_Work order_
Search the listing below for lines containing the string "Название". Reply with their count only.

(Materials provided Opens)

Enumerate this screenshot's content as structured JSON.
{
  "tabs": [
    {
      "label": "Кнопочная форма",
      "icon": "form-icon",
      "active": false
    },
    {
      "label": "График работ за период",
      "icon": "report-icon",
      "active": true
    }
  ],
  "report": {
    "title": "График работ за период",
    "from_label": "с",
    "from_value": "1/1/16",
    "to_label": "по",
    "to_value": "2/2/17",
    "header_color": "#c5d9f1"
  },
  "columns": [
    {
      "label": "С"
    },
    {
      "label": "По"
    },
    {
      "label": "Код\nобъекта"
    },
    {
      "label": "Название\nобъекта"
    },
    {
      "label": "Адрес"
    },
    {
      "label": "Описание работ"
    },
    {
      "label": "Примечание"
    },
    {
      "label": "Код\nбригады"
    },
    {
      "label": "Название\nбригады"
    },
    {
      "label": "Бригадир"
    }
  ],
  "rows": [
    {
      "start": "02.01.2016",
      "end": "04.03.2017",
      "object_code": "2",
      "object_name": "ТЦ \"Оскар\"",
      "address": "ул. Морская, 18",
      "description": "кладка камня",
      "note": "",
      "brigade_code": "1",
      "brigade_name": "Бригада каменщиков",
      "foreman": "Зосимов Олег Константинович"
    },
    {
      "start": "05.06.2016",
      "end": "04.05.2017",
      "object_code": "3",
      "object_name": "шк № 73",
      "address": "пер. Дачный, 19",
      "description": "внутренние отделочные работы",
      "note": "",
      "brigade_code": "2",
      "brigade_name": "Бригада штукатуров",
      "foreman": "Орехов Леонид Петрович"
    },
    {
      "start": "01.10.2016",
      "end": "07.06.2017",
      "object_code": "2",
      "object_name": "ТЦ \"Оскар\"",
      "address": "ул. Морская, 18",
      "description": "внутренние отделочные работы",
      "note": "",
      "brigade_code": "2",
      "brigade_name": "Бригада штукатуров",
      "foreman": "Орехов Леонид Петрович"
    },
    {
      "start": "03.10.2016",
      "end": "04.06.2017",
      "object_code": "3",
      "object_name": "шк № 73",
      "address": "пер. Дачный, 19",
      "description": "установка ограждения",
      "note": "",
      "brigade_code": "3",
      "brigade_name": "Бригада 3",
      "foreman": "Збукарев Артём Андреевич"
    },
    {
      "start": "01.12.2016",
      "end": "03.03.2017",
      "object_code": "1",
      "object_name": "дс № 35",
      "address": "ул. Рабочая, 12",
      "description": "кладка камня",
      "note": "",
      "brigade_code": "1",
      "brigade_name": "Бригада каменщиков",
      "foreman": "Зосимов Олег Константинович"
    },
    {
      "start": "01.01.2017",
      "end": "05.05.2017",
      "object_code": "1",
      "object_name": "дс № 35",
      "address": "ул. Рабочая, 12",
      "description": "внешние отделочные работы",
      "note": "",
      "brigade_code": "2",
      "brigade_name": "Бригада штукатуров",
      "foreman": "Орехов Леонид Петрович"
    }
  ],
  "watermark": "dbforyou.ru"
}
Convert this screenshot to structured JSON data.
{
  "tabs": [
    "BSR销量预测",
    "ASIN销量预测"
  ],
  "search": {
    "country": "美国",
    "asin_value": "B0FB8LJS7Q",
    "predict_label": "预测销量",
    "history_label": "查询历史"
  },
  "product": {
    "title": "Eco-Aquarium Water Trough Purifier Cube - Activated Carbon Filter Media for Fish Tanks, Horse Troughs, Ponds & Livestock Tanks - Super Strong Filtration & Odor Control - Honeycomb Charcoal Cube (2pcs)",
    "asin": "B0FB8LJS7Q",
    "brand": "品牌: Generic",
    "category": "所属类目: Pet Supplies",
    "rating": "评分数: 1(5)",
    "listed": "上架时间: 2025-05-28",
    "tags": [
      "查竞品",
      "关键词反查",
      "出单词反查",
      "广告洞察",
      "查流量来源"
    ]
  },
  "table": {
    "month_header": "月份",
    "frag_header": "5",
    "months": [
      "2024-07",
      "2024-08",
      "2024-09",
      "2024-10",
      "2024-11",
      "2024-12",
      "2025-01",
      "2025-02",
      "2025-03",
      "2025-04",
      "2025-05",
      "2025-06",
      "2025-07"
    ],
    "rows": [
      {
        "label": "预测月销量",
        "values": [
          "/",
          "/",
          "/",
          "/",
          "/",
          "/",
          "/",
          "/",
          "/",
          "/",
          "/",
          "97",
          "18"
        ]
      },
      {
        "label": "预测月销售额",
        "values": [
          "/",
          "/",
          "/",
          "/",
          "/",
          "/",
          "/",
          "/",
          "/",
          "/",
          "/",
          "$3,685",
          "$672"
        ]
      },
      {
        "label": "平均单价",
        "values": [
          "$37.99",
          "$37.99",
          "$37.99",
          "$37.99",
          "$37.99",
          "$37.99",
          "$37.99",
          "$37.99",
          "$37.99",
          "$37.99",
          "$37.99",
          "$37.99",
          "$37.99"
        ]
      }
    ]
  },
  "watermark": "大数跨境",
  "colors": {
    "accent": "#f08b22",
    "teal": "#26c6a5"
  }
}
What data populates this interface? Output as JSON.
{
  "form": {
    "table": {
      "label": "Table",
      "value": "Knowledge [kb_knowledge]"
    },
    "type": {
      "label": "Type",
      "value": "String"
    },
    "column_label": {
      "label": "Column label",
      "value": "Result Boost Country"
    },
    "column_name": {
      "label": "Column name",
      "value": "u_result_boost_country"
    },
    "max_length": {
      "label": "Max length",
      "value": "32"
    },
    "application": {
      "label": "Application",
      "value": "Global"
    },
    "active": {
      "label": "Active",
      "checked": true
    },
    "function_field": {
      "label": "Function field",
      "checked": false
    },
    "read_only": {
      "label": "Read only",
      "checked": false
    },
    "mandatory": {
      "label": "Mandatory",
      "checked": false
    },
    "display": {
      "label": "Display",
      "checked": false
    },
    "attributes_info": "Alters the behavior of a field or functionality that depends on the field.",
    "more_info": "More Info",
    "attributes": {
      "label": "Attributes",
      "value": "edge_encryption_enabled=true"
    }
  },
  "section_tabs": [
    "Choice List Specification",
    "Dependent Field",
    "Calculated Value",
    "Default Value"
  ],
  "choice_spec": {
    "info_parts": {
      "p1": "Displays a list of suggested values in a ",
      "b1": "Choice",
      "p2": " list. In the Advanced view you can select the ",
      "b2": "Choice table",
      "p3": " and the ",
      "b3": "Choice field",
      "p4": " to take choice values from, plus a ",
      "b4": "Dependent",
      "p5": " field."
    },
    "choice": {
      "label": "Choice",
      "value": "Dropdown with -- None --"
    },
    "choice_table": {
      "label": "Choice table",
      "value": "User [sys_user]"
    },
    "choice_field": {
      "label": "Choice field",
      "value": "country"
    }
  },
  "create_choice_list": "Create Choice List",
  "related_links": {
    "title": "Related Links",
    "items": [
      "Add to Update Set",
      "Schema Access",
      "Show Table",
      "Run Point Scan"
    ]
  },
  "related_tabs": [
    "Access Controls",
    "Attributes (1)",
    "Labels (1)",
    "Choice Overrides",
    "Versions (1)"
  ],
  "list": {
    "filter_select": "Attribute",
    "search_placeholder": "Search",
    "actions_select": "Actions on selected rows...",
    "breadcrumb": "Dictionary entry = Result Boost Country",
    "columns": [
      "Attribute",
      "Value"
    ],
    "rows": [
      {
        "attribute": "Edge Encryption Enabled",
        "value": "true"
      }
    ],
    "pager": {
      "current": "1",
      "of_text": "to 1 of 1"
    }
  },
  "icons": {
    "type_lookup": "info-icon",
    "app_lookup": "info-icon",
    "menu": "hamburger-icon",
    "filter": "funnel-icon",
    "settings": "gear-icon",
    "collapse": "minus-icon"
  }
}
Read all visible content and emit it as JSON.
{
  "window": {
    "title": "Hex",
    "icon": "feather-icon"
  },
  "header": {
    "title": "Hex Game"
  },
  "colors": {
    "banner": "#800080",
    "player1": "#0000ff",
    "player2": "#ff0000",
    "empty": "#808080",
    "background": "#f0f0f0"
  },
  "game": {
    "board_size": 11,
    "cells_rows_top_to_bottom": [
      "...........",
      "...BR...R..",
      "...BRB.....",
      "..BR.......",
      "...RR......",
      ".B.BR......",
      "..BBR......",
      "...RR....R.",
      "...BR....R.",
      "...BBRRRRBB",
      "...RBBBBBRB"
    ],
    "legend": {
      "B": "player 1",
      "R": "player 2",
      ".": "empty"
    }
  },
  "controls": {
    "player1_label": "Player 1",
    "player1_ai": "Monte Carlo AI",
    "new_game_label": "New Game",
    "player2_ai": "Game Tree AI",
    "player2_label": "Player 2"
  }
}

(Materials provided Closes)

_Answer for the task_
2